Justine Bateman has been speaking out about acceptance.
In an exclusive interview with PEOPLE, the writer, director and producer, 57, discussed the pressure many woman feel to "fix their face," as they age and the "irrational fear" that lies underneath. She also noted how women, including younger actresses such as Kristen Stewart, who embrace their looks, tend to stand out among the crowd.
"The bags under Kristen Stewart's eyes… she's young. This is just naturally on her face. It's not an age thing or anything. I think that looks super cool," said Bateman.
"In the same way when Anjelica Huston first came into our understanding ... You would see pictures of her and that nose ... Just like, oh my God, that's so awesome," she added.
She traces her love for individuality back to her love of films, such as those by Italian director Federico Fellini, which blended fantasy with reality. However, she notes that distinctive looks are becoming more and more rare due in part to social media.
"People who have specific elements to them, I just find really cool. Somebody's looking the same as everyone else, I just think is ... truly erasure," she said.

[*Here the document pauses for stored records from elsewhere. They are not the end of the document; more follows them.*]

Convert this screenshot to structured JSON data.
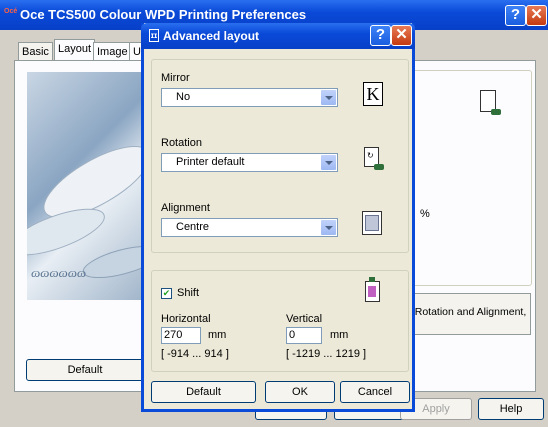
{
  "main_window": {
    "title": "Oce TCS500 Colour WPD Printing Preferences",
    "logo": "Océ",
    "tabs": [
      "Basic",
      "Layout",
      "Image",
      "U"
    ],
    "right_text": "Mirror, Rotation and Alignment,",
    "right_text_visible": "r, Rotation and Alignment,",
    "percent": "%",
    "default_button": "Default",
    "apply_button": "Apply",
    "help_button": "Help"
  },
  "dialog": {
    "title": "Advanced layout",
    "mirror": {
      "label": "Mirror",
      "value": "No",
      "preview": "K"
    },
    "rotation": {
      "label": "Rotation",
      "value": "Printer default"
    },
    "alignment": {
      "label": "Alignment",
      "value": "Centre"
    },
    "shift": {
      "checkbox_label": "Shift",
      "checked": true,
      "horizontal_label": "Horizontal",
      "horizontal_value": "270",
      "horizontal_unit": "mm",
      "horizontal_range": "[ -914 ... 914 ]",
      "vertical_label": "Vertical",
      "vertical_value": "0",
      "vertical_unit": "mm",
      "vertical_range": "[ -1219 ... 1219 ]"
    },
    "default_button": "Default",
    "ok_button": "OK",
    "cancel_button": "Cancel"
  }
}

"If you're trying to look like everybody else, you're trying to look [like] one particular standard ... I think people are trying to erase themselves. I think they're trying to not stand out … If you're an outlier, you'll be picked off by predators. I think it's a bit of that," she explained.
The former Family Ties actress, who directed the 2021 film Violet, has been examining how the idea of having to "fix your face" came about. As well as embracing all the changes that come with getting older.
"I just don't give a s---. I think I look rad. I think my face represents who I am. I like it," she said during an appearance on 60 Minutes Australia. "I feel like I would erase, not only all my authority that I have now, but also, I like feeling that I am a different person now than I was when I was 20. I like looking in the mirror and seeing that evidence."
However, that wasn't always the case. Bateman recalled Googling herself while writing her first book Fame: The Hijacking of Reality, and finding the autocomplete: "looks old," and then looked at the photos presented as "evidence."
"I thought my face looked fine," told PEOPLE in 2021 ahead of the release of her book Face: One Square Foot of Skin, which she is currently turning into a film. "Because of some of the fears I had, unrelated to my face, I decided to make them right and me wrong ... I became really ashamed of my face, ridiculously so."
Never miss a story — sign up for PEOPLE's free daily newsletter to stay up-to-date on the best of what PEOPLE has to offer, from juicy celebrity news to compelling human interest stories.
Those societal pressures still have a hold, and Bateman told 60 Minutes Australia it was troubling to think about how people can become obsessed with trying to reverse the natural process of aging.
"I feel sad for them, I feel sad that they are not just enjoying life. I feel sad that they are distracted from the things that they are meant to do in life … with this consuming idea that they've got to fix their face before anything else can happen."
As she tells PEOPLE, "I'm really curious to see what my face is going to look like when I'm 87. I've got to tell you, part of me is way too curious to see how it's going to look to do anything [to change it.] If I did, I'd never know and I've got to find out."
For more People news, make sure to sign up for our newsletter!
Read the original article on People.